┌─ Provided data
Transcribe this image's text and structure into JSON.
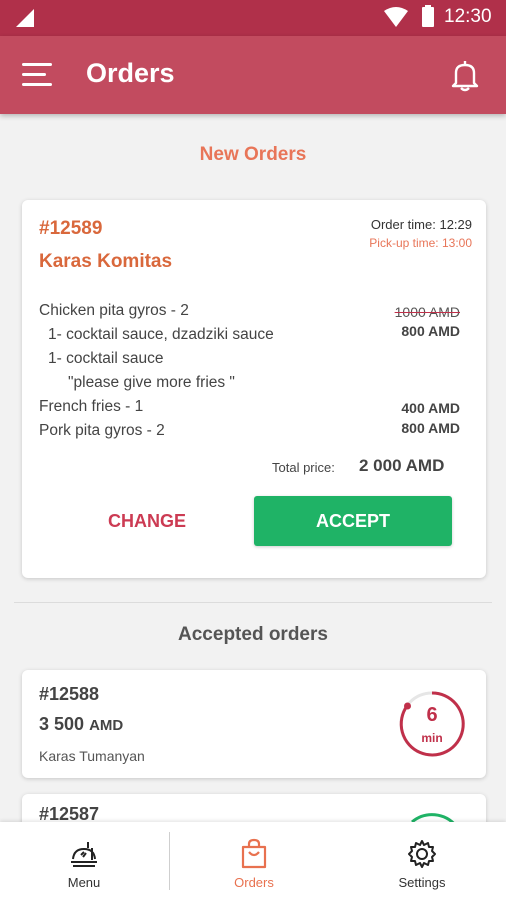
{
  "status_bar": {
    "time": "12:30"
  },
  "app_bar": {
    "title": "Orders"
  },
  "new_orders": {
    "heading": "New Orders",
    "order": {
      "id": "#12589",
      "customer": "Karas Komitas",
      "order_time": "Order time: 12:29",
      "pickup_time": "Pick-up time: 13:00",
      "lines": [
        {
          "text": "Chicken pita gyros - 2",
          "old_price": "1000 AMD",
          "price": "800 AMD"
        },
        {
          "text": "1- cocktail sauce, dzadziki sauce"
        },
        {
          "text": "1- cocktail sauce"
        },
        {
          "text": "\"please give more fries  \""
        },
        {
          "text": "French fries - 1",
          "price": "400 AMD"
        },
        {
          "text": "Pork pita gyros - 2",
          "price": "800 AMD"
        }
      ],
      "total_label": "Total price:",
      "total_value": "2 000 AMD",
      "change_label": "CHANGE",
      "accept_label": "ACCEPT"
    }
  },
  "accepted_orders": {
    "heading": "Accepted orders",
    "orders": [
      {
        "id": "#12588",
        "price": "3 500",
        "currency": "AMD",
        "customer": "Karas Tumanyan",
        "timer_value": "6",
        "timer_unit": "min",
        "timer_color": "#c0304a"
      },
      {
        "id": "#12587",
        "timer_color": "#1fb366"
      }
    ]
  },
  "bottom_nav": {
    "items": [
      {
        "label": "Menu",
        "icon": "menu-food-icon"
      },
      {
        "label": "Orders",
        "icon": "shopping-bag-icon",
        "active": true
      },
      {
        "label": "Settings",
        "icon": "gear-icon"
      }
    ]
  },
  "colors": {
    "status_bar": "#b0304a",
    "app_bar": "#c24b5f",
    "accent_orange": "#e87558",
    "accept_green": "#1fb366",
    "change_red": "#cc3b53"
  }
}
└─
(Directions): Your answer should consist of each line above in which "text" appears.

(Response):
Transcribe this image's text and structure into JSON.
          "text": "Chicken pita gyros - 2",
          "text": "1- cocktail sauce, dzadziki sauce"
          "text": "1- cocktail sauce"
          "text": "\"please give more fries  \""
          "text": "French fries - 1",
          "text": "Pork pita gyros - 2",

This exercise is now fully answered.